It seems bizarre and wholly irrational that law-abiding H-1B visa holders whose permits expire after six years — one three-year term and one three-year extension — have no means of remaining in the USA as legal and productive citizens.
Still, that’s the reality, as experienced by thousands of foreign technologists who are forced to leave the USA after finishing the maximum six-year terms allotted under the H-1B visa system. For these typically well-educaed, well-trained, and professionally skilled individuals, no recourse exists for them to remain legally in the country, much less to gain citizenship.
The Canadian province of Alberta is attempting to capitalize on the situation by aggressively recruiting H-1B visa holders whose permits are set to expire.
Alberta cannot be blamed for its opportunism. The province has a fast-growing, vibrant economy — supercharged recently by the high prices of oil and other natural-resource commodities — and it has a clear need for IT professionals that can assist in application fields such as the computerized discovery, extraction, and refinement of natural resources. Alberta, of course, also has a growing IT industry, represented by scores of software companies, nanotechnology concerns, and HP’s VoodooPC unit.
Alberta’s pitch to H1-B visa holders can be found at this government website.
The US H-1B system appears to be serious broken.
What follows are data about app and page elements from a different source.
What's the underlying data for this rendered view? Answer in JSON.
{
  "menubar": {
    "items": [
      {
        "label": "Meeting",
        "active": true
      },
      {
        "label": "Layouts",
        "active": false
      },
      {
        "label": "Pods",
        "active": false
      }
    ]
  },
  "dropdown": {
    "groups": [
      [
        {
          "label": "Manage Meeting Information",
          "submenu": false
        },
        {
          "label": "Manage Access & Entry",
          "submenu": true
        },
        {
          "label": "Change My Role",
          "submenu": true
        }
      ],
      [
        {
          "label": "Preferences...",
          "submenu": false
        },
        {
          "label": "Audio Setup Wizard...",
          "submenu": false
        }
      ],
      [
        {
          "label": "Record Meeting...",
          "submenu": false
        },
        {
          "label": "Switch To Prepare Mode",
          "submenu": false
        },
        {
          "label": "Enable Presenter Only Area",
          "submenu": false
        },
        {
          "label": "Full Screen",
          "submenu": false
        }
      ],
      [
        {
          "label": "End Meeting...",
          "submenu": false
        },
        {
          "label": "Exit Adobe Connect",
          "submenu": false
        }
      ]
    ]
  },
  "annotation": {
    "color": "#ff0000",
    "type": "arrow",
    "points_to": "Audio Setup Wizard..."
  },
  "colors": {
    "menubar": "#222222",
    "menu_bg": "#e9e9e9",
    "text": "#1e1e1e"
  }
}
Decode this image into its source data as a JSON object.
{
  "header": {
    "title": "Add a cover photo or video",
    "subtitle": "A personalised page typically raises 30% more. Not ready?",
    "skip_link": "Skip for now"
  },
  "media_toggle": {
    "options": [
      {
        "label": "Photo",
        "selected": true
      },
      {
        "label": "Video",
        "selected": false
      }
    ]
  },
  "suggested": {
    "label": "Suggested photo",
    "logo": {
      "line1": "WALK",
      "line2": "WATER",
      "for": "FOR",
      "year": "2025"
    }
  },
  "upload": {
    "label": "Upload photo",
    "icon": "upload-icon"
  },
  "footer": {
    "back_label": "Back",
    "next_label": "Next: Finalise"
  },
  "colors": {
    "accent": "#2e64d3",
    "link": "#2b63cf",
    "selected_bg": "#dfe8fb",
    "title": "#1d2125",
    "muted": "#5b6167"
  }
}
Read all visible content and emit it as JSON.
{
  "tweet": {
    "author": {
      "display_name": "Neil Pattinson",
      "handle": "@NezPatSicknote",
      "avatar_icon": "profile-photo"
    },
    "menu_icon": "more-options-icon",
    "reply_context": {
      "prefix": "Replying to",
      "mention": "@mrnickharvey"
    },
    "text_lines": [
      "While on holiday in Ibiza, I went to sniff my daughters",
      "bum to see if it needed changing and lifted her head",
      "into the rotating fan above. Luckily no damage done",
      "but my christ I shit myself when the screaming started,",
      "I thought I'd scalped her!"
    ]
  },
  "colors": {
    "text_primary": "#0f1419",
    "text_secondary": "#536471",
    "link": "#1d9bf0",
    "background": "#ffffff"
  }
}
It probably won’t get fixed until a new president is in the White House, if then.